Trex reported robust Q3 results (EPS up 42% to 68 cents a share, revenue up 32% to $140.2 million, the strongest increase since Q3 2014).  Analysts are forecasting mild double-digit profit growth for full-year 2017 (up 17% to $2.99 a share) and 2018 (up 14% to $3.41).

Thinly traded William Lyon Homes (WLH) cleared resistance near 25 and rolled past a 25.28 flat-base buy point, rising nearly 9% to 27.18. Volume is running nearly triple its average pace. The buy zone goes up to 26.54. The Newport Beach, Calif., single-family homebuilder posted a 109% leap in Q3 earnings to 71 cents a share on a 43% jump in revenue to $490.3 million.

William Lyon trades on average 394,000 shares a day, roughly equivalent to $11 million in trading volume. That’s thin, but Lyon also gets a respectable 91 Composite Rating from Stock Checkup, and that rating is likely to climb.


IBD’s TAKE: Using stock charts correctly can help you time your purchases in leading stocks so that you can maximize your gains and minimize losses within a relatively short period of time. Watching for breakouts from key chart patterns during earnings season is especially helpful. In addition to the flat base and the saucer base, the cup with handle stands out as one of the most critical patterns of human psychology; it visualizes investor fear and greed, hope and denial.
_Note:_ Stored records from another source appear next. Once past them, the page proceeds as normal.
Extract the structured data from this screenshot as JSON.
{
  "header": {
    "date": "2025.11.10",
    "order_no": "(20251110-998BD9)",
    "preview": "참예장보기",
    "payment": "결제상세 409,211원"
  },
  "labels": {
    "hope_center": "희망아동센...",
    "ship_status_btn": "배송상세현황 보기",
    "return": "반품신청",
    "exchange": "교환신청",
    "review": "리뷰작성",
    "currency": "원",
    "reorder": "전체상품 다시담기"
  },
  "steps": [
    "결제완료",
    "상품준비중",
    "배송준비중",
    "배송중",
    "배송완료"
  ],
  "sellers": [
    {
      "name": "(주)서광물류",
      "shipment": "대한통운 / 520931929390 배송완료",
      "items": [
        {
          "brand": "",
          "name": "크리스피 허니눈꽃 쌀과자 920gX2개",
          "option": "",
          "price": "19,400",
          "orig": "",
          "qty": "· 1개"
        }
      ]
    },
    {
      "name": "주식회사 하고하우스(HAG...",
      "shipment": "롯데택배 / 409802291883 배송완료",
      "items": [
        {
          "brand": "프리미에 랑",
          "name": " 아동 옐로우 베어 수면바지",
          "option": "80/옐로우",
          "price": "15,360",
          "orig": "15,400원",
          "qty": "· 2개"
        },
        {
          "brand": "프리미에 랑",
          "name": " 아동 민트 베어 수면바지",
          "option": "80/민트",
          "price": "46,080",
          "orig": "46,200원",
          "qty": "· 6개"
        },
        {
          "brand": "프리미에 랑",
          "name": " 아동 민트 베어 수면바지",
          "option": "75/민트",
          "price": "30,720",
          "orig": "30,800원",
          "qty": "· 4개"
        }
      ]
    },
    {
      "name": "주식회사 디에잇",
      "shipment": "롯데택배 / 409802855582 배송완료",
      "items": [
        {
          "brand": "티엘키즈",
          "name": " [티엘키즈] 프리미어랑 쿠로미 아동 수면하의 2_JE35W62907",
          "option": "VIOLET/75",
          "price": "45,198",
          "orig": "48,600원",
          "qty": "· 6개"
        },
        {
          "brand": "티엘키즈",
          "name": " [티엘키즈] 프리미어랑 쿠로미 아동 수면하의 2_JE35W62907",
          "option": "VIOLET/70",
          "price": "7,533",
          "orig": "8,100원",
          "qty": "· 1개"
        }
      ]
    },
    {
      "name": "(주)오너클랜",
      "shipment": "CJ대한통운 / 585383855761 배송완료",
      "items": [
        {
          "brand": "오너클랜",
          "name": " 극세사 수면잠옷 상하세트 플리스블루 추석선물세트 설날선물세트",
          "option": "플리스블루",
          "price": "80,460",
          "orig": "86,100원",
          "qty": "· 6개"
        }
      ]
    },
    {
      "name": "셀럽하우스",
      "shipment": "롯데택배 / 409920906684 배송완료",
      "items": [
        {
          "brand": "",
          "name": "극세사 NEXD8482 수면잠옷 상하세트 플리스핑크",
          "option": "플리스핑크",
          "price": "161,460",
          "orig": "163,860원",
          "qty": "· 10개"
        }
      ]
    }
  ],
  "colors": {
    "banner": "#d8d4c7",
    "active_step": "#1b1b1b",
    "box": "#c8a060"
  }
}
Learn more about the cup with handle in this Investor’s Corner column so you can gain an extra edge on Wall Street.


RELATED:

Stock Market Today: Will The Dow Industrials Kick Out GE?

How To Buy Stocks: When Is The Right Time To Buy?

What Is The Cup With Handle, And Why It Makes Money 

Could You Have Spotted The Black Monday Market Crash Of 1987? Yes, Here’s How

Stocks Near A Buy Zone

How To Find Outstanding Growth Stocks: Start Your Search Here

This post was originally published on *this site*